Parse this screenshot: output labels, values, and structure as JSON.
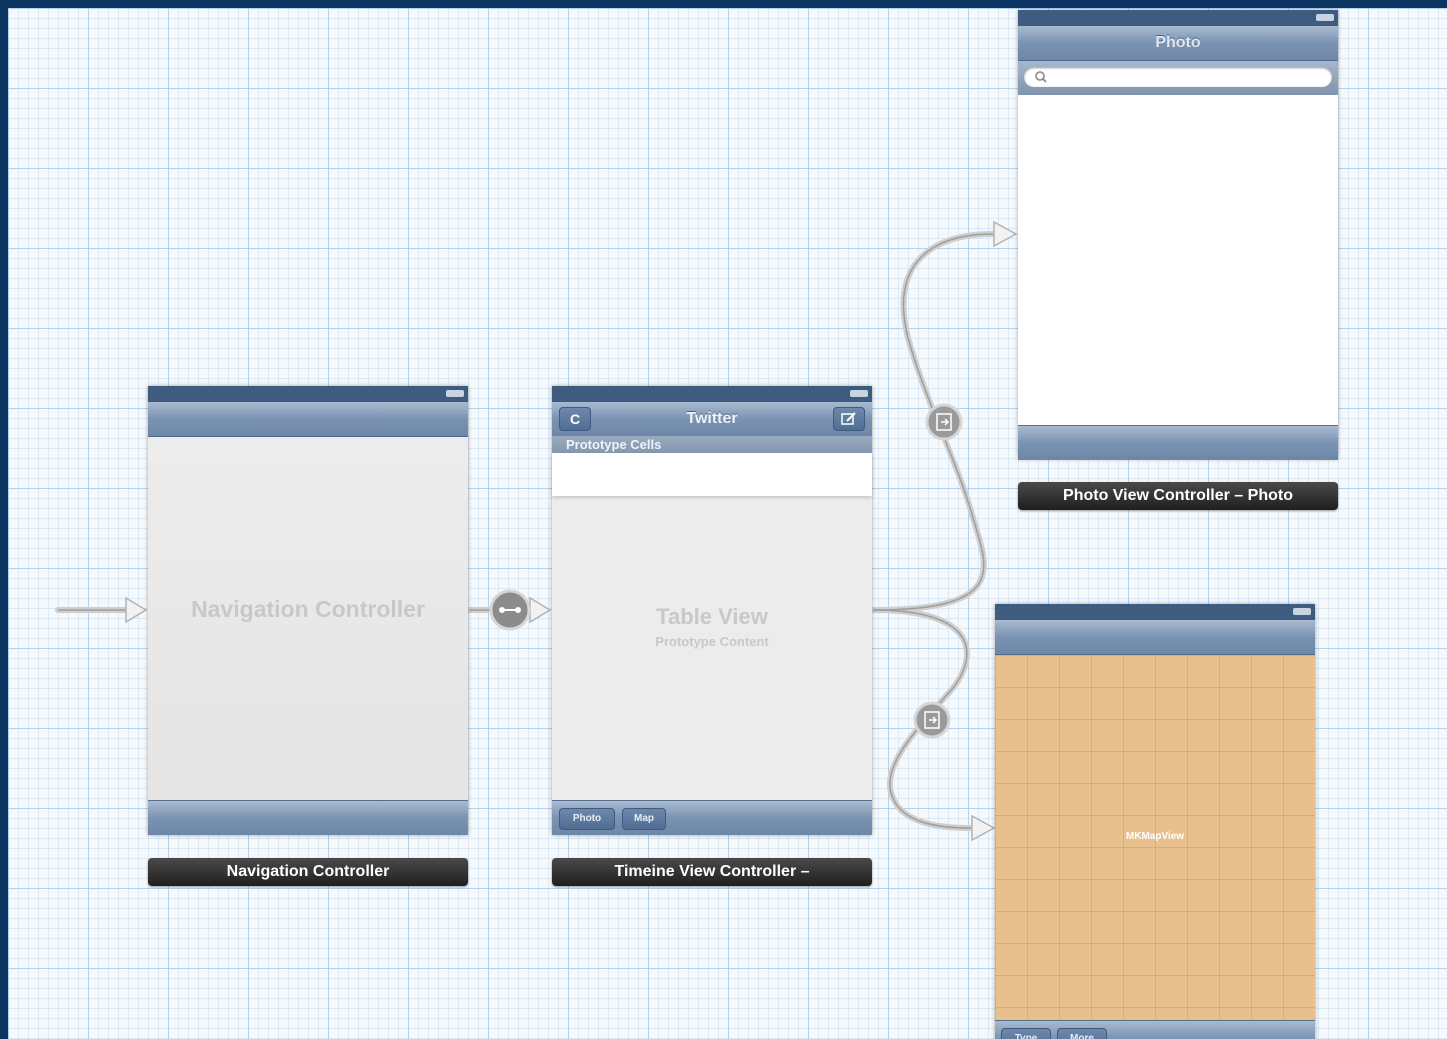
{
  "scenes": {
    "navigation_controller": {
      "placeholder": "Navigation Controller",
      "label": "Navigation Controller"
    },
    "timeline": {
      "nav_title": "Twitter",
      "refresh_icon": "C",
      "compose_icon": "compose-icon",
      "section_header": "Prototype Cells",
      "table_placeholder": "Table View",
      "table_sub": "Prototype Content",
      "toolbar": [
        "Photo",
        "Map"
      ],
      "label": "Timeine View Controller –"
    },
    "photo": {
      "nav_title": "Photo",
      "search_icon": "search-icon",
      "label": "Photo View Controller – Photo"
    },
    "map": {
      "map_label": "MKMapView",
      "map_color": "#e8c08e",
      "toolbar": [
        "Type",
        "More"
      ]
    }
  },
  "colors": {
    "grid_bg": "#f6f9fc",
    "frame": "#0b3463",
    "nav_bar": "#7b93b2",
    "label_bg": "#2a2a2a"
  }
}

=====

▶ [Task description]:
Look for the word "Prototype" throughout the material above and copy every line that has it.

▶ [Task result]:
      "section_header": "Prototype Cells",
      "table_sub": "Prototype Content",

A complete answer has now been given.